Pollution Drives Marine Reptile Color Change

By | August 11, 2017

The turtle-headed sea snake is losing its stripes, and researchers suggest that the change reflects adaptation to fouled oceans.

1 Comment

image: The Ever-Expanding T-Cell World: A Primer

The Ever-Expanding T-Cell World: A Primer

By | August 7, 2017

Researchers continue to identify new T-cell subtypes—and devise ways to use them to fight cancer. The Scientist attempts to catalog them all.

2 Comments

image: Fascinated by Folding

Fascinated by Folding

By | August 4, 2017

Lila Gierasch uses biochemical tools to understand how linear chains of amino acids turn into complex three-dimensional structures.

1 Comment

image: Study Tracks Gender Ratios at Conferences

Study Tracks Gender Ratios at Conferences

By | July 31, 2017

While men make up the majority of invited speakers at four major virology conferences, recent trends demonstrate a greater inclusion of women. 

0 Comments

The genomes of two species of water bears reveal clues about how they persist in extreme conditions, yet don’t resolve the animals’ debated evolutionary story.

1 Comment

Popular Now

  1. A Newly Identified Species Represents Its Own Eukaryotic Lineage
  2. Telomere Length and Childhood Stress Don’t Always Correlate
  3. Research Links Gut Health to Neurodegeneration
    The Nutshell Research Links Gut Health to Neurodegeneration

    Rodent studies presented at the Society for Neuroscience meeting this week tie pathologies in the gastrointestinal tract or microbiome composition with Parkinson’s and Alzheimer’s diseases.

  4. Running on Empty
    Features Running on Empty

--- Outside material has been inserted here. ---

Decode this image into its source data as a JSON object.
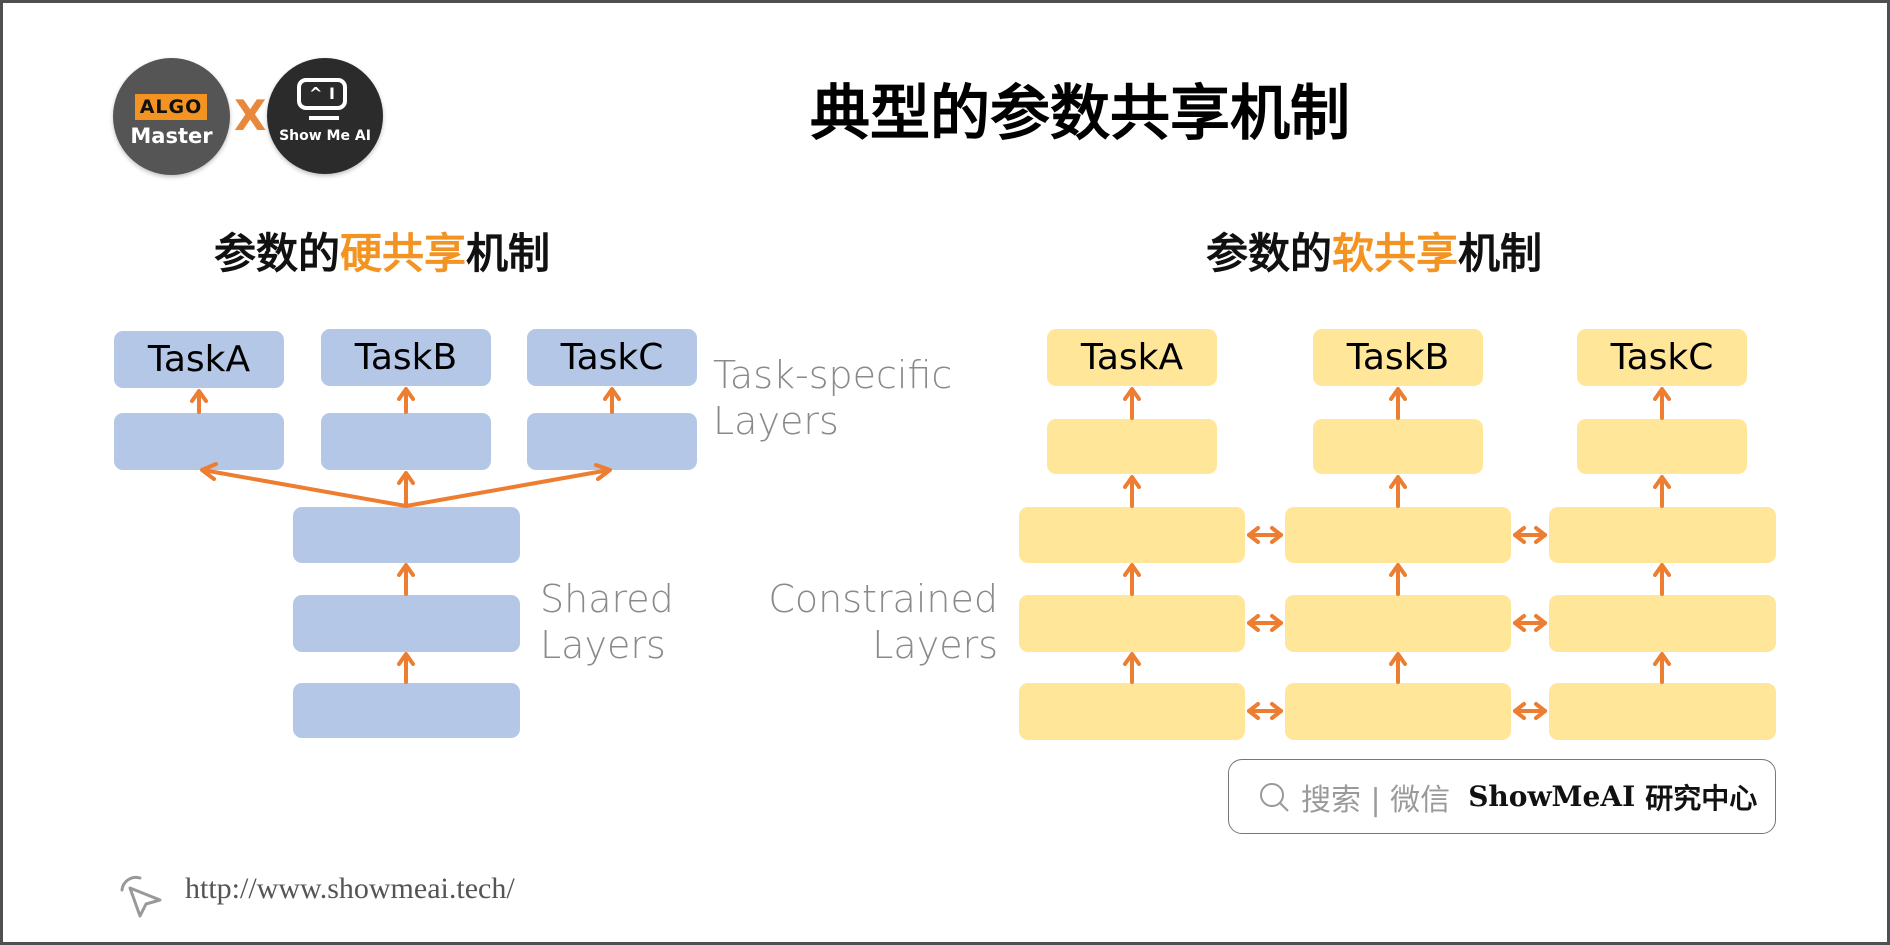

    Regularly taking breaks from eating—for hours or days—can trigger changes both expected, such as in metabolic dynamics and inflammation, and surprising, as in immune system function and cancer progression.

RayBiotech